Charlie Chaplin's film Limelight (1952) , made twenty years earlier, finally became eligible for Oscar consideration this year. According to the Academy's rules at the time, a movie could not be considered for an Academy Award until it had played in Los Angeles. When Limelight finally played at a theater in Los Angeles in 1972, it became eligible for an award. Chaplin was co-awarded the film's sole Oscar nomination and win - for Best Original Dramatic Score. It was Chaplin's ONLY competitive Academy Award win.
Oscar Snubs and Omissions:
Like Edward G. Robinson, win-less Rosalind Russell (after four unsuccessful Best Actress nominations in 1942, 1946, 1947, and 1958), accepted the Hersholt Humanitarian Award. Cinematographer Gordon Willis' work on the Best Picture winner, The Godfather, was completely overlooked. His first career nomination occurred almost a decade later for Zelig (1983), and he wasn't honored again until the Academy nominated him a third time - for one of his weakest efforts, The Godfather, Part III (1990).
Writer/star Woody Allen's Play It Again, Sam and his performance as klutsy Bogey-film buff Allan Felix were overlooked in 1972, and so was Jon Voight's performance as Ed and Ned Beatty's role as chubby and assaulted Bobby Trippe in director John Boorman's exciting adventure film Deliverance. Never-nominated Howard Da Silva was ignored for his role as Benjamin Franklin in 1776, as were Alastair Sim (as apoplectic Bishop Lampton) and Arthur Lowe (as drinking butler Daniel Tucker) in The Ruling Class.
And two actresses were un-nominated in Peter Bogdanovich's screwball comedy What's Up, Doc?: Madeline Kahn in her film debut as Ryan O'Neal's fiancee Eunice Burns and Barbra Streisand as Judy Maxwell. Stacy Keach should have been nominated for his role as come-back boxer Billy Tully in director John Huston's Fat City. And Robert Redford missed out on nominations for his early roles as political candidate Bill McKay in Michael Ritchie's political satire The Candidate, and as a wilderness mountain man - the title role - in Sydney Pollack's Jeremiah Johnson.

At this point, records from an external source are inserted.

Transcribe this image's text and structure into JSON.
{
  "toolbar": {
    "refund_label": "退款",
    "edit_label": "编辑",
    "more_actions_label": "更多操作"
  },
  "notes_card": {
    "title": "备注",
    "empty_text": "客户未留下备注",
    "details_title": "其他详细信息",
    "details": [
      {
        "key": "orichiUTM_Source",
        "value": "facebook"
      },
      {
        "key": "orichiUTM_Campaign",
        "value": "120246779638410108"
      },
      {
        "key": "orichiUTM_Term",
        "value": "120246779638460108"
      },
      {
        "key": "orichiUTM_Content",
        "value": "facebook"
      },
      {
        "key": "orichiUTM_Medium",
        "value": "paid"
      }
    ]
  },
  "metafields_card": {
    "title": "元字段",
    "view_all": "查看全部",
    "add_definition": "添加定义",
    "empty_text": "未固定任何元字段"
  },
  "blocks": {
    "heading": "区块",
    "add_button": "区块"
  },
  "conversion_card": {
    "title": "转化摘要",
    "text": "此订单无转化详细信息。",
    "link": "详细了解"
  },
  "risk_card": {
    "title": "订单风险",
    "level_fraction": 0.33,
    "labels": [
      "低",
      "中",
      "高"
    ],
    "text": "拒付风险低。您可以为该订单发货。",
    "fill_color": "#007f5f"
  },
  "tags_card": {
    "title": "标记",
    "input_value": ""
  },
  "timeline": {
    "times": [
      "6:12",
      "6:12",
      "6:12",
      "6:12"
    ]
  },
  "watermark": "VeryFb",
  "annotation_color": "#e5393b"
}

First-rate Michael York was overlooked for his underappreciated role as bisexual British writer and Cambridge doctoral candidate Brian Roberts in Cabaret - a role that enhanced Liza Minnelli's Oscar-winning performance. John Cazale was denied nominations for his two roles as Fredo in The Godfather, and The Godfather, Part II (1974).